Yet even in its abbreviated form the lesson is powerfully present. The storm at sea does reveal a sea-storm in the hearts of the disciples. There is in them a winter-storm of discontent, of doubt and anger and anxiety. Is Jesus in the boat the Saviour or is he a Jonah-figure who must be thrown out of the boat in some sort of propitiatory act to the gods of the storm? At the very least, there is that kind of ambiguity in the question of the disciples at the height of their fear. “Master, carest thou not that we perish?”


“Master”, they call him, actually, teacher. What sort of master or teacher is it that doesn’t care? One that is not worthy of being called Master or Teacher. Jesus does care. And he cares that we should learn what he has come to teach. It is not only the wind that is rebuked and the sea that is calmed. The storm winds of doubt in the disciples are rebuked and the sea waves of fear in their hearts are calmed. They are awakened to holy awe and wonder. By what he has said and done they are forced to consider ‘who is this?’ “Who is this that even the wind and sea obey him?” In short, there is an epiphany.


They feared exceedingly in the face of his saving action. Literally, they were afraid with a great fear. In short, they were filled with awe and wonder. They sense something of the fuller meaning of the teacher who is with them. It means more than mere sympathy with our condition. Battered about in the storms of life, we will, it seems, take solace in the company of others as miserable as ourselves. But Christ is something more. The presence of Christ is salvation, not the cold comfort of shared misery. He rebukes the wind; he calms the sea. They are subject to him and so are we.


And so are we. But how easily and frequently do we miss the point or even refuse the meaning of his presence. Time and time again in the pastoral ministry, we encounter people in their grief and misery and pain who refuse any teaching that would place their suffering and affliction in connection with the gospel of Christ. They would prefer to cling to their misery and to hold onto their grief, whether it is the grief of a widow who keeps on weeping endlessly or the sad misery of parents and grandparents worried sick about their children, grandchildren or whatever else it may be.


The sympathy which is wanted is perfectly deadly. It is a sympathy which keeps us in our griefs and our misery and our pain. It means that you’re dead before you’re dead with a death which is worse than death itself. It denies the hope of salvation. It denies the presence of the Saviour. It refuses the comfort of his eternal word.


To be sure, the griefs and miseries and pains which people experience are very real and they are not to be trifled with or passed over lightly. Yet the empty clichés of our common discourse are but the poor palliatives for the winter-storms of our hearts.


They can mean what, at the very least, is suggested by the disciples in this gospel. “Master, carest thou not that we perish?” is not a request that he do something about their situation. It is more like, ‘come and be with us while we all perish’. ‘Come and join your voice to the howling chorus of our poor-me’s’. They are not awake to the truth of his presence with them - that in the midst of the storms of the world Christ is our salvation. In him is the calm and peace of our souls.  Our salvation is to be with him who is our Saviour.

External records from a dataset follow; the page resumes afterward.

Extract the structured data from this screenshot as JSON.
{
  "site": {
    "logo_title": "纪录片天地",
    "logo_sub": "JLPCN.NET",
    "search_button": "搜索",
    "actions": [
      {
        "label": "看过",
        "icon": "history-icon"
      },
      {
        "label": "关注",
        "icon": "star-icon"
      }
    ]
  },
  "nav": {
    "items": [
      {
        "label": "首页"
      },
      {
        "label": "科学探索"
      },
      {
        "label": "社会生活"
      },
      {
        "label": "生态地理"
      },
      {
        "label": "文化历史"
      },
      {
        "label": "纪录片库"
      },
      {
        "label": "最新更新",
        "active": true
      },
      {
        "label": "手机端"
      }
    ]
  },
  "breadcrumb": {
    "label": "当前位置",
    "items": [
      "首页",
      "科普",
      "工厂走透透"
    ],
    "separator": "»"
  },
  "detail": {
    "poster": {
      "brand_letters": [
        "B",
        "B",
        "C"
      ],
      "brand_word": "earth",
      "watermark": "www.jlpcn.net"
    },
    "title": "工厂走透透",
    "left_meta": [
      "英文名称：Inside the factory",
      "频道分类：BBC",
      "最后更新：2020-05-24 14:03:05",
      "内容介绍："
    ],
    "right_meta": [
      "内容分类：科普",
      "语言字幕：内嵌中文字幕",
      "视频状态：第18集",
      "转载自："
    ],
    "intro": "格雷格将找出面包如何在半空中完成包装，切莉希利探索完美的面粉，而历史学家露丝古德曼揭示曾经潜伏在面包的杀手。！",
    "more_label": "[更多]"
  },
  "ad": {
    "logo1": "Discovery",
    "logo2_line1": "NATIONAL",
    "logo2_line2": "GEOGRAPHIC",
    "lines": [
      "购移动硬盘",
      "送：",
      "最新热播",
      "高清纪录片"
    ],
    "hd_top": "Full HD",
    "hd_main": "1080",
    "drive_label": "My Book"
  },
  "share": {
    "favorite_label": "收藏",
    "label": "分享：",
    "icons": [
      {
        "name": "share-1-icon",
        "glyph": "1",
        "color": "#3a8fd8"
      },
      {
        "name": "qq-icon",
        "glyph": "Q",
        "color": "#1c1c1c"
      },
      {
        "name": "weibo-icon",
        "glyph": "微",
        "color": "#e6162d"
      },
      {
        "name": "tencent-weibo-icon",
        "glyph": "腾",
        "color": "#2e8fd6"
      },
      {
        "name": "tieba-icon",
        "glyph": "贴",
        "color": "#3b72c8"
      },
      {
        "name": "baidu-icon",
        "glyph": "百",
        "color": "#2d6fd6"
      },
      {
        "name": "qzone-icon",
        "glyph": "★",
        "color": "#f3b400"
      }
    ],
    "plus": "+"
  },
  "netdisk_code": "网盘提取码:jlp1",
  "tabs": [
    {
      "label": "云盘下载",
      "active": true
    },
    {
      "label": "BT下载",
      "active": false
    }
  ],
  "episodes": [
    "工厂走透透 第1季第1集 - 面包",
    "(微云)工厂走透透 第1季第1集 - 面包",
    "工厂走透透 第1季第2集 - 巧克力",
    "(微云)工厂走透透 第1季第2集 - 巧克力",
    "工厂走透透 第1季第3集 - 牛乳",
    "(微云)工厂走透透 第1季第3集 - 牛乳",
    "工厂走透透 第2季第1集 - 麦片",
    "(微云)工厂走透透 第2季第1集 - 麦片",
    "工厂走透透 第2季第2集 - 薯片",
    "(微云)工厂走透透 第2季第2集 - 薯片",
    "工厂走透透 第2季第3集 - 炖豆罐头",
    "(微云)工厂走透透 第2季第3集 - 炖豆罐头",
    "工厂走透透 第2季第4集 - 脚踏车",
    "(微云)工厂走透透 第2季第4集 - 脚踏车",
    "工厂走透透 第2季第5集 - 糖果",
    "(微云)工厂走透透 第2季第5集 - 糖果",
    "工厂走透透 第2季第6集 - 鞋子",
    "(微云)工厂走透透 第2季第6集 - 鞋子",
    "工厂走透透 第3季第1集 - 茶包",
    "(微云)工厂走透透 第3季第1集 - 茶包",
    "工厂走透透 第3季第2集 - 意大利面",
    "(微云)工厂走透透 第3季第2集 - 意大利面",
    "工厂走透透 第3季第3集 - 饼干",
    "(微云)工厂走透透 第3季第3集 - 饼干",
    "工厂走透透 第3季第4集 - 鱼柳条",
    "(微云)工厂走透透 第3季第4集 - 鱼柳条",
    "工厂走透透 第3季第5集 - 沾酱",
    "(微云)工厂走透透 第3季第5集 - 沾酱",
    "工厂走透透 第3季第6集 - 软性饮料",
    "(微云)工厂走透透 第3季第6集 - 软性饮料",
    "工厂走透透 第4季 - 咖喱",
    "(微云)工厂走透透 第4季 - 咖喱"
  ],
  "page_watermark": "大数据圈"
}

Christ does not come just to share our sorrows and to join our miserable company. He comes to do something about the condition of our storm-tossed, sin-wrecked hearts. He comes as Saviour. He goes to the cross for us and for our salvation, not to be another statistic. Epiphany would awaken us to the radical nature of his being our Saviour, even to the truth of the cosmic Christ.

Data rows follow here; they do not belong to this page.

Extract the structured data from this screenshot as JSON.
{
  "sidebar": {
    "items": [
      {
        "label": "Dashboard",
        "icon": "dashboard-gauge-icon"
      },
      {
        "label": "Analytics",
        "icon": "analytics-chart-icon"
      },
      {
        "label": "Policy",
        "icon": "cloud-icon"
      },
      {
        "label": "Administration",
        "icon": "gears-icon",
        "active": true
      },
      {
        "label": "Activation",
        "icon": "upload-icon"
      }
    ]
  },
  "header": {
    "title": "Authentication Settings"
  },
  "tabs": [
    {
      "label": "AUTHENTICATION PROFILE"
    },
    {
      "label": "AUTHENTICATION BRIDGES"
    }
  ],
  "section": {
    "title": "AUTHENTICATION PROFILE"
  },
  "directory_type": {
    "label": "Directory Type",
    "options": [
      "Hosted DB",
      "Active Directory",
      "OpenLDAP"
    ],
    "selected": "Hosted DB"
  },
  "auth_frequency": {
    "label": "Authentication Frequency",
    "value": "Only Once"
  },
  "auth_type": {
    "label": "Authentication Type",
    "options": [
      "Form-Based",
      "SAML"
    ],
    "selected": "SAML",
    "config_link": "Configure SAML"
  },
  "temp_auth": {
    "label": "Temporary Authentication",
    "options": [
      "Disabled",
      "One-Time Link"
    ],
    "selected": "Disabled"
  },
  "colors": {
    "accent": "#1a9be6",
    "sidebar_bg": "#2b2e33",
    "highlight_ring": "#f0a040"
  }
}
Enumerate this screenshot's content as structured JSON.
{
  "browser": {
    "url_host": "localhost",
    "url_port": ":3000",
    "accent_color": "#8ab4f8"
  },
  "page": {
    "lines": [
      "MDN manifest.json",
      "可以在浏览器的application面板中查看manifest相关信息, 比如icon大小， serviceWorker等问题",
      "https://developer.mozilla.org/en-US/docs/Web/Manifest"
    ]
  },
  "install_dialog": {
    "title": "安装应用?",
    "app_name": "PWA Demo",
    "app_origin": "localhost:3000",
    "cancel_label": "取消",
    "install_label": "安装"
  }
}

It means that we, too, are to be rebuked for our faithlessness. For we have failed to acknowledge the truth of who he is and what he means for us. He comes to teach us who he is for us. Sometimes it means gentle rebukes, strong admonitions, quiet encouragements, but always faithful teaching and faithful praying. It means being awake to Christ our Saviour. He comes to be with us as Saviour because he cares.


“Master, carest thou not that we perish?”